Over the years, we have learned to see the digital ‘cloud’ as the glue that binds all of our important files and digital accessories. This includes our mobile apps, email access, and access controls for the organization network altogether. We thought that the cloud never stops working, right?
A global Azure outage earlier this year proved to be a gruelling experience for those working at Microsoft as well as the organizations or individuals utilizing its services. How exactly did this happen? What are the implications and dangers that lie ahead for businesses worldwide if such outages frequent the cloud computing platform? In this article, we'll take a deeper look at these questions and try to figure out what the answers really indicate.
Microsoft has claimed that a 'rotation of keys' that manage login and authentication was responsible for a 14-hour Azure outage caused on March 15, 2021. This global Azure outage affected Office 365, Dynamics 365, Xbox Live, and several other Microsoft services.
Soon afterward, Microsoft amended its service health status page, confirming that users may be having trouble using the company's major online collaborative project, networking, and productivity capabilities. Microsoft Teams went offline for several hours as a result of this outage.
A normal rotation of the security keys for Azure Active Directory (Azure AD) started the nearly 14-hour outage. These key rotations are beneficial to users and keep them secure.
Microsoft, on the other hand, was completing a difficult data move between cloud providers on this particular day. They had designated one key as "don't rotate." This key had to be kept for the time being in order to complete the migration. However, the automated rotation mechanism overlooked the "don't rotate" indication, and individuals were unable to log in when the new keys arrived at the Azure services.
Microsoft users who were affected by the mishap expressed their annoyance, with many asking why the company would upgrade its authentication mechanism during the workweek rather than on the weekend when the danger of business interruption to users would be minimal.
Microsoft has released a tentative root cause investigation of the Azure Active Directory outage that occurred on March 15th. For encrypted signature activities, Azure AD uses 'certain 'keys to facilitate the usage of OpenID as well as other Identity security standards. An automatic mechanism removes keys that are out of use on a time-to-time basis as part of Azure's routine security hygiene.
A certain key had been tagged as "retain" for considerably longer than usual in the previous few weeks to enable a difficult cross-cloud transfer. This revealed a fault in which the automation improperly omitted the "retain" state, causing the key to be removed.
Azure AD publishes metadata about the signing authentication keys to a worldwide location in accordance with Universal Internet Identity standard protocols. Applications utilizing these protocols with Azure AD started to pick up the new metadata when the public metadata was modified at 19:00 UTC on March 15, 2021. Furthermore, it ceased validating tokens/assertions issued with the key that was withdrawn. End users were no longer allowed to use those programs at that moment.

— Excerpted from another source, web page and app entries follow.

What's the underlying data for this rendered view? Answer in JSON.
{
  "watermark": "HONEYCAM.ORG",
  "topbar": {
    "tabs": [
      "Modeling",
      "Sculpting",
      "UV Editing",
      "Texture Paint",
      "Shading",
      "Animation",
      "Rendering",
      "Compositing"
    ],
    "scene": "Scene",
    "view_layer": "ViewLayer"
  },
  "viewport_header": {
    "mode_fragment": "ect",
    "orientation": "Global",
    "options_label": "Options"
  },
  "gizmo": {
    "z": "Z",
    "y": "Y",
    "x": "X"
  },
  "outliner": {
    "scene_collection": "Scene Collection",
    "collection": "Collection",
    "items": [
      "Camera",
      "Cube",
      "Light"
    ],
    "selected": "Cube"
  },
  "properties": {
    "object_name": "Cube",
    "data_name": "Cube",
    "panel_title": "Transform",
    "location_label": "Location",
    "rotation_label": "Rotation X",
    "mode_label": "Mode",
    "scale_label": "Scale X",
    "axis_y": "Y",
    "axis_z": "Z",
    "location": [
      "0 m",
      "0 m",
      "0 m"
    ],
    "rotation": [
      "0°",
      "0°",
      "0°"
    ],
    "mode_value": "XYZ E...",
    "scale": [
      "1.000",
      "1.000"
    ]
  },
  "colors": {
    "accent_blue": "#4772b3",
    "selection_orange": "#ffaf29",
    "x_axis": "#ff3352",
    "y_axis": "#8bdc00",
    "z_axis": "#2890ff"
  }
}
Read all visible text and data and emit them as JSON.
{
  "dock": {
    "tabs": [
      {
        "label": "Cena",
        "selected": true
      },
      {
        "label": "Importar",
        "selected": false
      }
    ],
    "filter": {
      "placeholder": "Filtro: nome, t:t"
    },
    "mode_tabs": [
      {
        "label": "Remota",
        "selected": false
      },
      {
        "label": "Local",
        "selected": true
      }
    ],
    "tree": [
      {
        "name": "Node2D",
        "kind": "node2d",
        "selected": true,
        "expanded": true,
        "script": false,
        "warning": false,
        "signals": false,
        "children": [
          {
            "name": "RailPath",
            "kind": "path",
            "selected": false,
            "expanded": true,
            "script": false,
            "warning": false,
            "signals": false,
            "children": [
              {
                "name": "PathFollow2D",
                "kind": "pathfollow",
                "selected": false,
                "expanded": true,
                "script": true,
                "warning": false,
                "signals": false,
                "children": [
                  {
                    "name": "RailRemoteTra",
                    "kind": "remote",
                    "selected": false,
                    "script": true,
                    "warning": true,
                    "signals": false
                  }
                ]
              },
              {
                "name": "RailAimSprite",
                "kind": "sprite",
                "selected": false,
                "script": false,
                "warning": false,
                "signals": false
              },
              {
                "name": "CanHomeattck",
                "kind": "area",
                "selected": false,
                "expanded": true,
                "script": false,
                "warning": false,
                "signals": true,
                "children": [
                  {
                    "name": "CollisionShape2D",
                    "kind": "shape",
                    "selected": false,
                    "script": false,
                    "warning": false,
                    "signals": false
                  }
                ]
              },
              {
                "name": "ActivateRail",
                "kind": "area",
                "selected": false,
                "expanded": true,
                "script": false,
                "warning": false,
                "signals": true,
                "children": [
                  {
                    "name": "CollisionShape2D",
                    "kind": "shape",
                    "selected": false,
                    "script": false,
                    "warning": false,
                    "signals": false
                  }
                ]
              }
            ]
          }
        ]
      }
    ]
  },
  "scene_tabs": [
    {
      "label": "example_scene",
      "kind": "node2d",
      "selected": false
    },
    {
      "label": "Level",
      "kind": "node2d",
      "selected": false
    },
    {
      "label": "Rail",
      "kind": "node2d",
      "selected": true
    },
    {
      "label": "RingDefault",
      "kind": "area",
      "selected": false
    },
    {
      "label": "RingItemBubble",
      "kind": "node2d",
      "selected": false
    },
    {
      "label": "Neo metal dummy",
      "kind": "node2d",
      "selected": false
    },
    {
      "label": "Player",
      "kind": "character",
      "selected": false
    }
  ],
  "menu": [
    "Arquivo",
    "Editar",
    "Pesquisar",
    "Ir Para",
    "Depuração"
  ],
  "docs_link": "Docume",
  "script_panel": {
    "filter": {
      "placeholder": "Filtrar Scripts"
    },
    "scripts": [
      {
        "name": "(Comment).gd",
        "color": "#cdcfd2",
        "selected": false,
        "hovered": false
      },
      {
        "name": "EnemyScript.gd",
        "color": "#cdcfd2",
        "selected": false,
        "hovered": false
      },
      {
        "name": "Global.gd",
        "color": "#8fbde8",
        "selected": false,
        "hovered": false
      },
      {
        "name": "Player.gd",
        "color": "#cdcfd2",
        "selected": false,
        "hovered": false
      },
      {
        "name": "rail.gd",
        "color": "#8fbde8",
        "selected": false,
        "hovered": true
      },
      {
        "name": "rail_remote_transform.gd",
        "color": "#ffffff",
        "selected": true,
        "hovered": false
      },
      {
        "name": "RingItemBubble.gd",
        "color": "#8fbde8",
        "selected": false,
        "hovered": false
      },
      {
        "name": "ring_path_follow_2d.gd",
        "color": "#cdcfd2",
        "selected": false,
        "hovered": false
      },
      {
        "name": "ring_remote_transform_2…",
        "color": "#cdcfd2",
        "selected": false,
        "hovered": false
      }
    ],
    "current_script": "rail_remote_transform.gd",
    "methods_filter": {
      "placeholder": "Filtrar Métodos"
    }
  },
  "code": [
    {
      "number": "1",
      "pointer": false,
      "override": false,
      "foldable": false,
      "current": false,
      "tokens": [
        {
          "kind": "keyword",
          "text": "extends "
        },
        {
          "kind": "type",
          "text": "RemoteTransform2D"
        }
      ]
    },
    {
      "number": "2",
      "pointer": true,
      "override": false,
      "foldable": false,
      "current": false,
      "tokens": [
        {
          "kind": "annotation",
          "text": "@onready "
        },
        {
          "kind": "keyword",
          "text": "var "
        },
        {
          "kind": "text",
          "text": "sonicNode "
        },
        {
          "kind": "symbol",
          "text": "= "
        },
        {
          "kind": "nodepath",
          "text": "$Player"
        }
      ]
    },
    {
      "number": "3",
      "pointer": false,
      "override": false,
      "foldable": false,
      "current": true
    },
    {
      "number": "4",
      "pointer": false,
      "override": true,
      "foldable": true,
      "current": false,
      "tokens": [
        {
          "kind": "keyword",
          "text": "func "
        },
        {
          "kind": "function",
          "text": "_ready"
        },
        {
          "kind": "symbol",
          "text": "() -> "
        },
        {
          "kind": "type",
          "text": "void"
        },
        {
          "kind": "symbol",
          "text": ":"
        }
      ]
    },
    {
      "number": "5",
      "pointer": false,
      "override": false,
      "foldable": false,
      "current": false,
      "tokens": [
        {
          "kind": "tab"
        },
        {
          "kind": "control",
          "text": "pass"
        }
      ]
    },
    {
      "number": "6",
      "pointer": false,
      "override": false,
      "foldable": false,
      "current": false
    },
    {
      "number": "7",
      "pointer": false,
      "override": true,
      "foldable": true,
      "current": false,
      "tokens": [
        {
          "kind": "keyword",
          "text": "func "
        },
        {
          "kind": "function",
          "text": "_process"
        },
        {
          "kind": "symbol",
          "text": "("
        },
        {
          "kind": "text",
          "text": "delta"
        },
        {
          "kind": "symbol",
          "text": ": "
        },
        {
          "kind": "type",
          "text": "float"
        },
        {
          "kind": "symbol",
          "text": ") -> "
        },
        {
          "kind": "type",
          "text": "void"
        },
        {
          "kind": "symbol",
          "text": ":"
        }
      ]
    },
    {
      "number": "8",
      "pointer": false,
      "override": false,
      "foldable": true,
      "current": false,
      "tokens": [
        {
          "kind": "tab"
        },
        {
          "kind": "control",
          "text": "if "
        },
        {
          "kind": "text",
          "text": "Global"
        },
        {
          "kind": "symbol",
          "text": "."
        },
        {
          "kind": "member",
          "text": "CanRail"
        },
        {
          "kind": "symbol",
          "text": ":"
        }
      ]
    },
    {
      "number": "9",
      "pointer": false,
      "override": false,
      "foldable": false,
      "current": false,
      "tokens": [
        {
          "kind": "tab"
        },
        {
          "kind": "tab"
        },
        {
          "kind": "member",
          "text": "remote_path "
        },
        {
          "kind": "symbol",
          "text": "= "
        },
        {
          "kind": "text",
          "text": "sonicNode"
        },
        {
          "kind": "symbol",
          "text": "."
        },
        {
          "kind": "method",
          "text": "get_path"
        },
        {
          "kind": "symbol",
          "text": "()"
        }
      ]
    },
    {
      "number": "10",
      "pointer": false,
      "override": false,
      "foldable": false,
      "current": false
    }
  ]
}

Countless defects and errors in the form of 'bugs' will always be present in any kind of software. And no cloud technology service can guarantee zero downtime. However, you and I may aspire for faster recovery times and greater clarity about what went down at Microsoft's Azure earlier this year - and what is currently being done to prevent future problems.
Microsoft, for one, is adopting certain strategies in order to prevent future interruptions. As stated in the Azure issue reporting the outage, "Azure AD is working on adding extra protections to the backend Safe Deployment Process (SDP) system in a multi-phase effort to prevent a class of vulnerabilities, including this issue."
Companies that rely on Windows VMs, including Azure DevOps, may have been impacted as well, according to the status page.
There are certain business implications as a result of any cloud outage on such a large scale. Some of these are as follows.
1) The contemporary digital milieu does not allow for poor customer interactions. As a result, individuals have come to demand a consistently high quality of service as a result of modern technologies.
2) Because of the 'always on' slogan, any disruption in day-to-day cloud services has a negative impact on consumer trust.
3) With far too many choices, flexibility, and even benefits of switching cloud service providers, interruptions may drive consumers to rivals, so businesses can no longer afford to take a band-aid approach to a gaping hole.
While the crisis of losing network connection might result in an instant loss of productivity and opportunity, cloud system downtime can have a longer-term negative impact on a specific business. Platforms with this much sophistication such as Microsoft Azure should include an ample number of bug-catching features and capabilities. Although there are much more advantages to cloud computing than disadvantages, outages can occur.
As enterprises continue to embrace digital transformation, IT systems will become increasingly complex, prompting the deployment of efficient monitoring options to overcome the hurdles.